Eric Seals / Detroit Free Press / MCT / Landov


Of course, not everyone was against the bill. David Dudenhoefer, left, attended the rally on behalf of the Campaign for Liberty, a group in favor of right-to-work legislation. In this photo, he sparred with Darryl Paige, right, a worker at the Ford truck plant in Detroit and member of Local 600. After signing the bill Tuesday, Governor Snyder called it “a good thing” and “pro-worker.”

Bill Pugliano / Getty Images

Shame on You

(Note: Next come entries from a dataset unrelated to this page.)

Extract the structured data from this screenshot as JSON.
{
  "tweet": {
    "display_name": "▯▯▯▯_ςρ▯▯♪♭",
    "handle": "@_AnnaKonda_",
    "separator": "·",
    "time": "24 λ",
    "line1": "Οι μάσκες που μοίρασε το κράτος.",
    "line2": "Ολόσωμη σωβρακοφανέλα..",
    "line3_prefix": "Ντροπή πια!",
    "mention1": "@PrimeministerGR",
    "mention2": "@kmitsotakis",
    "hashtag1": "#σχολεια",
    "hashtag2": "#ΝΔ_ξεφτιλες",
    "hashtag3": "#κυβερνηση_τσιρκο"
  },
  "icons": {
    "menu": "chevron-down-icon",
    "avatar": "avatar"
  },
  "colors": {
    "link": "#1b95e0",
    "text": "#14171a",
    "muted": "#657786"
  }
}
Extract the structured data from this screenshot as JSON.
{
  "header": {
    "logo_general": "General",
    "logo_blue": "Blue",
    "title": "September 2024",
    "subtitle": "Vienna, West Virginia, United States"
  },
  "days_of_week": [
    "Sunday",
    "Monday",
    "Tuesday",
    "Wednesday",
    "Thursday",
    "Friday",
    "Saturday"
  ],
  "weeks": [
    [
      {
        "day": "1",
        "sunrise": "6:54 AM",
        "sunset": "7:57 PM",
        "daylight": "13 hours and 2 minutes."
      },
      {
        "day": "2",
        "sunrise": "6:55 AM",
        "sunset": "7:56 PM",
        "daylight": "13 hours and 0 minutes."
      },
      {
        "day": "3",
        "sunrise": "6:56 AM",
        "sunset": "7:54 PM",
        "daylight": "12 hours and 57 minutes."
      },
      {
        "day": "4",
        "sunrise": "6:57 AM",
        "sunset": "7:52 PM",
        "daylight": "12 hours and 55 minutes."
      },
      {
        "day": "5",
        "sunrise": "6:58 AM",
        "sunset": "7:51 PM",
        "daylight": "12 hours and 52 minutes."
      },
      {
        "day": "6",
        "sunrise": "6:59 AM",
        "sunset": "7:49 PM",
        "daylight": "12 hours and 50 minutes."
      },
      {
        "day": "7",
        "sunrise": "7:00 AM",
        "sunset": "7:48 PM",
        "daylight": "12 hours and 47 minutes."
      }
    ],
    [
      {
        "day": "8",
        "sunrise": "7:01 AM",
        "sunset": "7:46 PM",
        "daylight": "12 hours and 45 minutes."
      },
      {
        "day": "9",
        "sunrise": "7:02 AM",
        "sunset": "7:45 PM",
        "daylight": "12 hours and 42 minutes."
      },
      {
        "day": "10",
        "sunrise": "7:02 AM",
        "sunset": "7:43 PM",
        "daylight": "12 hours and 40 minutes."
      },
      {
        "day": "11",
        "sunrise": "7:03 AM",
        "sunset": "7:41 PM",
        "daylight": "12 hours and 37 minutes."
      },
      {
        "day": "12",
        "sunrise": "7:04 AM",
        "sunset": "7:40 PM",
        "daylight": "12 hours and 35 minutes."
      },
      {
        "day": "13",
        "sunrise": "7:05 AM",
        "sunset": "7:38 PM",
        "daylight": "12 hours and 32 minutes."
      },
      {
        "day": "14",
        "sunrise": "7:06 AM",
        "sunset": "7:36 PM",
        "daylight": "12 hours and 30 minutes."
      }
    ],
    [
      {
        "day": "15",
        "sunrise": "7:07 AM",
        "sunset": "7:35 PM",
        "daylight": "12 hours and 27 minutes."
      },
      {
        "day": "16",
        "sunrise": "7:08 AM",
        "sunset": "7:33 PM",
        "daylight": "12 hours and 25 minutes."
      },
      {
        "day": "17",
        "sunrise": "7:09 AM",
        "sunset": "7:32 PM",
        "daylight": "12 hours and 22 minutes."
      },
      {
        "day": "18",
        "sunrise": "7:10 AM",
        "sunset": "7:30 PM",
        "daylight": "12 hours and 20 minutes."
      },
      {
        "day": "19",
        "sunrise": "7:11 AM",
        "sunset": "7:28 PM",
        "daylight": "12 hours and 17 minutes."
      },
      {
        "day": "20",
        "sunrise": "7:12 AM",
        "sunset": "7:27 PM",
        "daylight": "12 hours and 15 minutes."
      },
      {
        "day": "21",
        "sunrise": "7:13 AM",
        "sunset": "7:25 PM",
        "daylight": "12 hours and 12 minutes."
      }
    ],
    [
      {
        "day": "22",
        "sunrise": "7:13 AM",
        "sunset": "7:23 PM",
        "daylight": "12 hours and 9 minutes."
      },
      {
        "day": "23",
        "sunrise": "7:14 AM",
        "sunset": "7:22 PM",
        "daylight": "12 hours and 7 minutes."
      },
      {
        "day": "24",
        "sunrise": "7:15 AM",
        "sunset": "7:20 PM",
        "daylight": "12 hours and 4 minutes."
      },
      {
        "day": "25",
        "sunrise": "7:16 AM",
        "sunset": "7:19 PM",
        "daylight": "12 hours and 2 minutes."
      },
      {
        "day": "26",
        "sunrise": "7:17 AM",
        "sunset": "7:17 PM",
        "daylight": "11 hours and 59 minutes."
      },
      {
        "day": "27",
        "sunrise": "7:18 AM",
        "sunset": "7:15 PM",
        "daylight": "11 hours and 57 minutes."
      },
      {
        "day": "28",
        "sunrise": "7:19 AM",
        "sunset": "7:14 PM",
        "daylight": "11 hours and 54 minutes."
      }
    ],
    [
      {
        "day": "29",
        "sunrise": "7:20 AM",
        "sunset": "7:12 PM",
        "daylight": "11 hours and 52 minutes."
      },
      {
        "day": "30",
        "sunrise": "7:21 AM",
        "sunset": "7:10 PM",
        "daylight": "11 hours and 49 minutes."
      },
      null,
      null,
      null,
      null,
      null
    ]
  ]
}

“Shame on you” was the rally chorus of the flabbergasted opponents of the bill, unable to fathom that their state—which boasts one of the highest rates of unionization in the country, gave birth to the automotive industry, and went for Obama in this past election—is joining the ranks of traditionally conservative states who have passed right-to-work legislation.

Paul Sancya / AP Photo

On to 2014

While some view Tuesday’s events as a major loss—Sen. Carl Levin labeled it “an assault” on the rights of Michiganders—a large portion is already moving on to the next juncture. “Wait for 2014” was the new battle cry, reports Jay Scott Smith for The Daily Beast, with many realizing that a number of GOP seats are up for grabs in the midterm elections, including Governor Snyder’s. “They’re going to be sorry at what they have decided to put themselves through the next two years,” said David Hecker, president of the American Federation of Teachers’ Michigan chapter. “It isn’t Dick DeVos’s state. It isn’t the Koch brothers’ state. This is our state. Let’s take it back.”